▼

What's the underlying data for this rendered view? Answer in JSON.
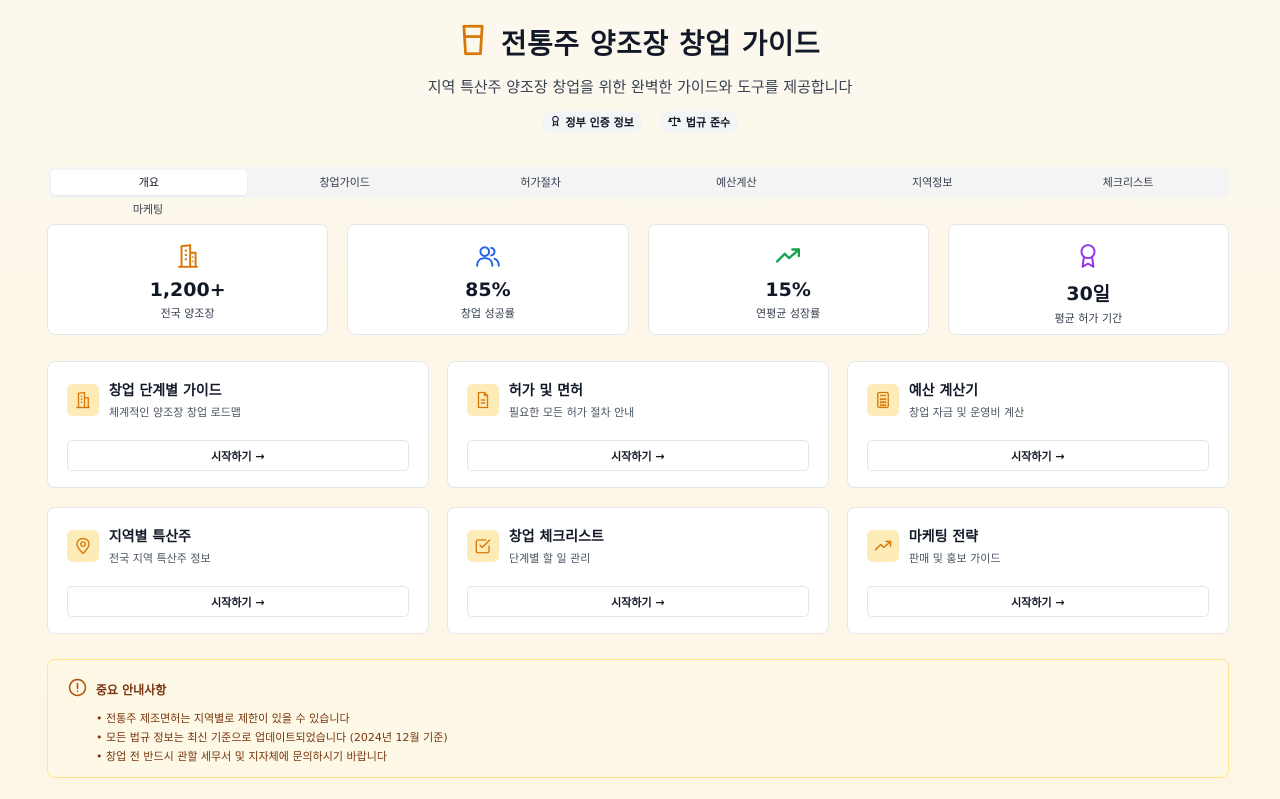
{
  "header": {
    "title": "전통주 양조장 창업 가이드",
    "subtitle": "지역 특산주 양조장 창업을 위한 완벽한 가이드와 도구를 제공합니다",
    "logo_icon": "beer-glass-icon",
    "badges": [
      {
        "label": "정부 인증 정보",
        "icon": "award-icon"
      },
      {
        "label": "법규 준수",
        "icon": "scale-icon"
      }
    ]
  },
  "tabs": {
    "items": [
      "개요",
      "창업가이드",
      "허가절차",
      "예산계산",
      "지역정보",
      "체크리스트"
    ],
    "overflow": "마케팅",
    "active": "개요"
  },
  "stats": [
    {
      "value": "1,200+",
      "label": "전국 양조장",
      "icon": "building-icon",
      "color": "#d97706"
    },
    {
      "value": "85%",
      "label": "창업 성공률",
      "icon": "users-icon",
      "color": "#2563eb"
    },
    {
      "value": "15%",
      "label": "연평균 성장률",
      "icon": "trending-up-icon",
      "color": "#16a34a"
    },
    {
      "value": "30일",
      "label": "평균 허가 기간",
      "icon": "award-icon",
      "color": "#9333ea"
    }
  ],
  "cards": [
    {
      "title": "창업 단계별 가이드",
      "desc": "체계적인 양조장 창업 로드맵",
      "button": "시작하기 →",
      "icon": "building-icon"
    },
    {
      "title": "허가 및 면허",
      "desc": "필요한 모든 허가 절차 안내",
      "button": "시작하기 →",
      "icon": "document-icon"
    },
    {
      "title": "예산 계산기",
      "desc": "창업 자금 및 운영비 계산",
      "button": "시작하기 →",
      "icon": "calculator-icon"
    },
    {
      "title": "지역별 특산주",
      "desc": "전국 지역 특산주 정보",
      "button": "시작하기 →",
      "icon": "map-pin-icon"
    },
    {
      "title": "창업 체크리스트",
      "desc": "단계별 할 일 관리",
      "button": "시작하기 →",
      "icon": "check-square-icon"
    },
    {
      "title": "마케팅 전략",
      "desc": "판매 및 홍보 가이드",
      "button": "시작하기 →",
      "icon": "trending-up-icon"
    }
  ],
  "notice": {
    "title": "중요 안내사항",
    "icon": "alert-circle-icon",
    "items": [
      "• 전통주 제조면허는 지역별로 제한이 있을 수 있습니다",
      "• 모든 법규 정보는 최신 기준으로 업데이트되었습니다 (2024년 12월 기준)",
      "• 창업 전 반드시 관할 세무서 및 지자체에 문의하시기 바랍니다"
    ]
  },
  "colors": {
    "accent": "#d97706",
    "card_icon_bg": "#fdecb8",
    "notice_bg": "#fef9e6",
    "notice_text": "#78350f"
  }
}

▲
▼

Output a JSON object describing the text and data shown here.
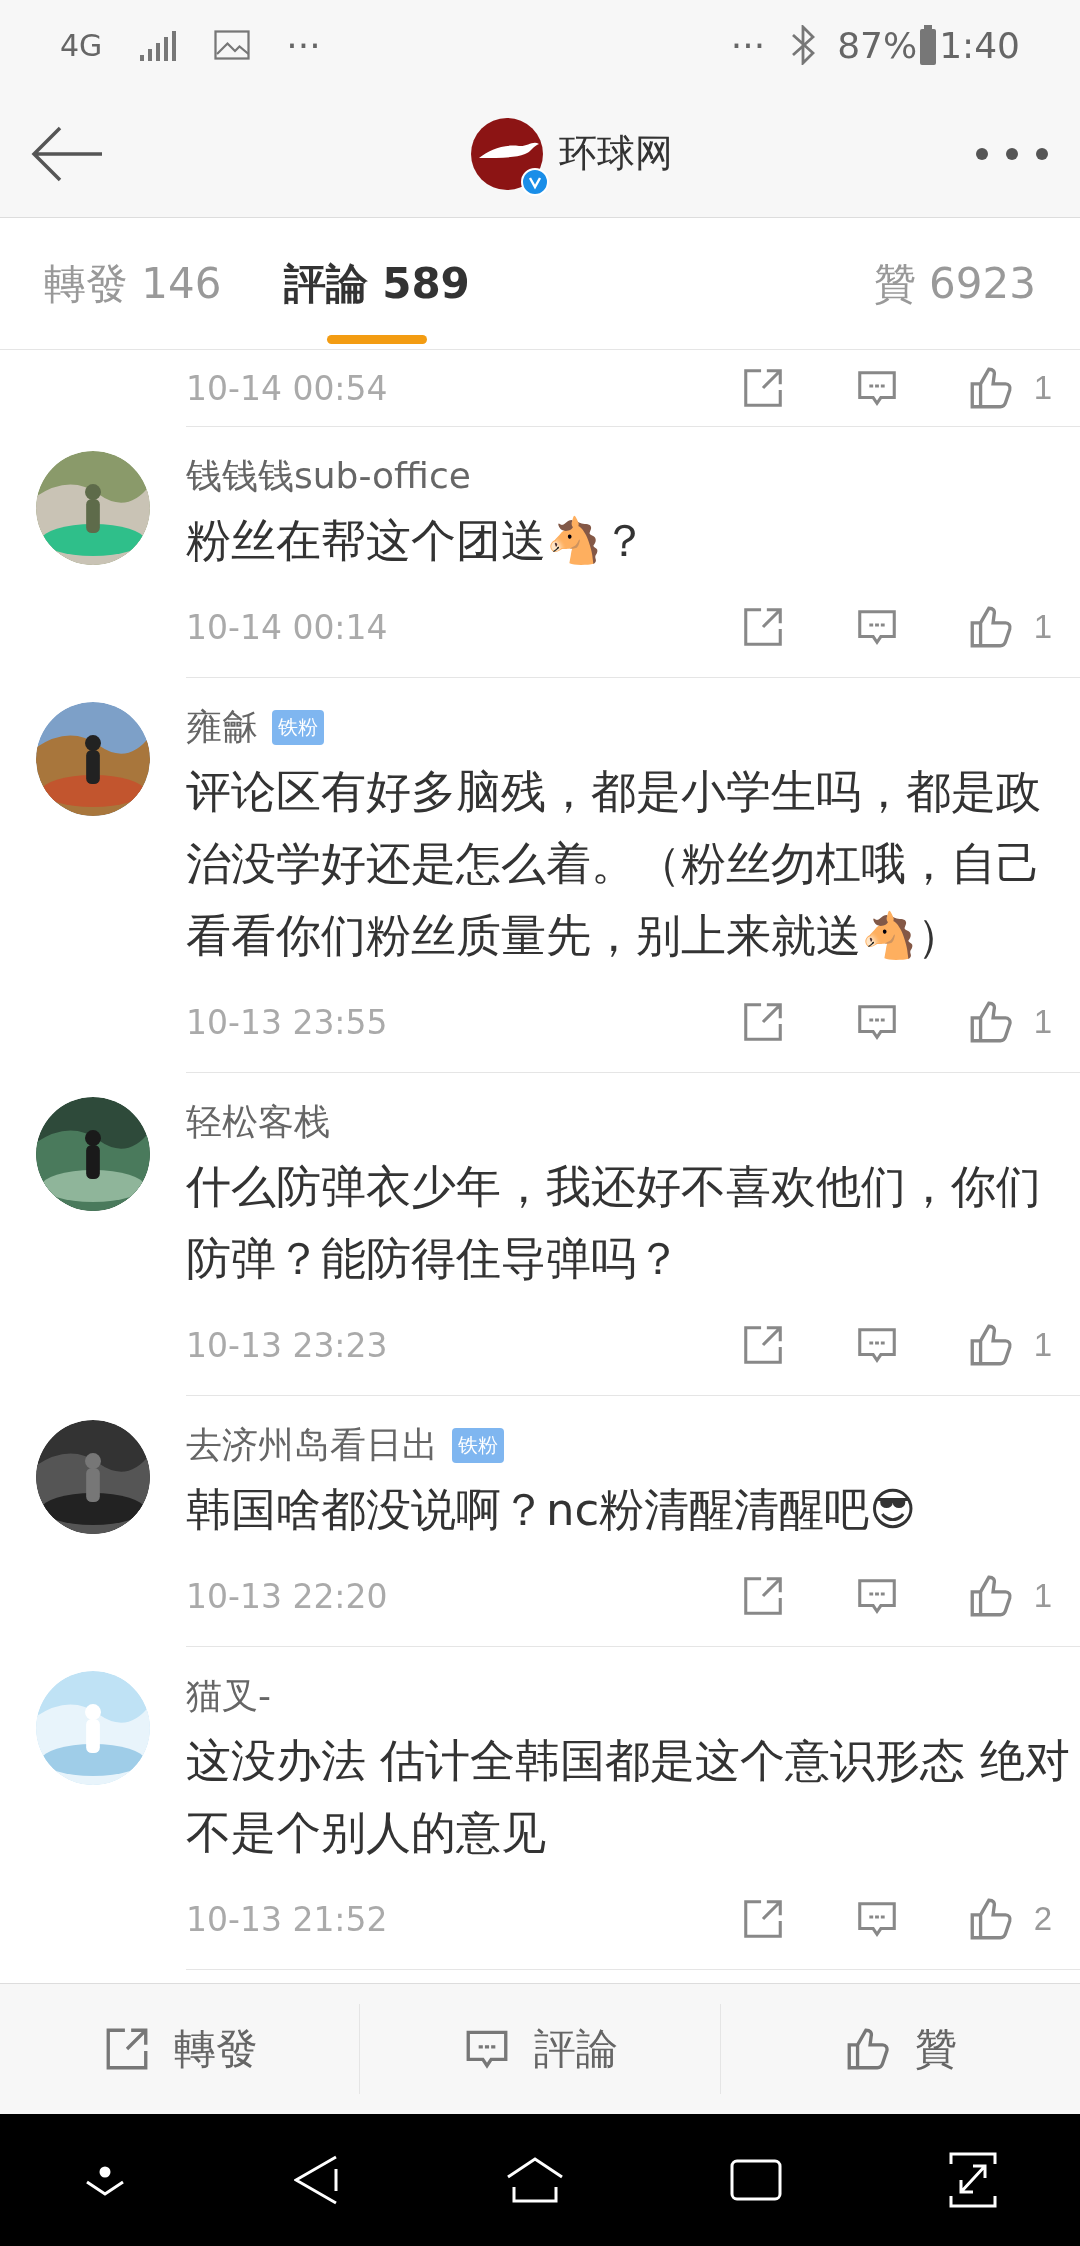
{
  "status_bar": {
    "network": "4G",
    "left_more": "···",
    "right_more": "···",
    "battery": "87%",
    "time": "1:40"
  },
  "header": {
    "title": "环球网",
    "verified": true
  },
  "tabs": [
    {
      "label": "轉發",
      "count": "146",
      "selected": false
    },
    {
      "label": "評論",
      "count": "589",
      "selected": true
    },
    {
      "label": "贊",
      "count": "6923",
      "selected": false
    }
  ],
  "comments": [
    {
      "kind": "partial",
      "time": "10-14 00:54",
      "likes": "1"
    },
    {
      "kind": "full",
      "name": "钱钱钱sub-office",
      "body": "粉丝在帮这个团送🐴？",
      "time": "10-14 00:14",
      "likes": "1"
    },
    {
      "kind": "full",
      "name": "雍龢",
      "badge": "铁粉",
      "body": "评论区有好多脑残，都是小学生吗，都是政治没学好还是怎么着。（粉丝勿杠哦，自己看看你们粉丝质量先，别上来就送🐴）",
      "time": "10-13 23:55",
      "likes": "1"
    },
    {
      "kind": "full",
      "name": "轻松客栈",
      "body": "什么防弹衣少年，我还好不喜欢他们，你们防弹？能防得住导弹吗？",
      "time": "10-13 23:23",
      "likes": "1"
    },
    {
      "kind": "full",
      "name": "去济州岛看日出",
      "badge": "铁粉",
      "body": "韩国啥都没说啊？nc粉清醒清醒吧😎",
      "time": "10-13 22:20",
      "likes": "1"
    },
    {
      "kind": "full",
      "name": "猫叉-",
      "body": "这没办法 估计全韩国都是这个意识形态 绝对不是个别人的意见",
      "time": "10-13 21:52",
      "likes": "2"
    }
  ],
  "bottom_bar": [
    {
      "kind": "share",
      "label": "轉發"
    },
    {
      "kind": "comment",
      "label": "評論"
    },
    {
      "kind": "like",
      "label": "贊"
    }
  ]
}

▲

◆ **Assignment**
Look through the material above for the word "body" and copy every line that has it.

◆ **Reply to the exercise**
      "body": "粉丝在帮这个团送🐴？",
      "body": "评论区有好多脑残，都是小学生吗，都是政治没学好还是怎么着。（粉丝勿杠哦，自己看看你们粉丝质量先，别上来就送🐴）",
      "body": "什么防弹衣少年，我还好不喜欢他们，你们防弹？能防得住导弹吗？",
      "body": "韩国啥都没说啊？nc粉清醒清醒吧😎",
      "body": "这没办法 估计全韩国都是这个意识形态 绝对不是个别人的意见",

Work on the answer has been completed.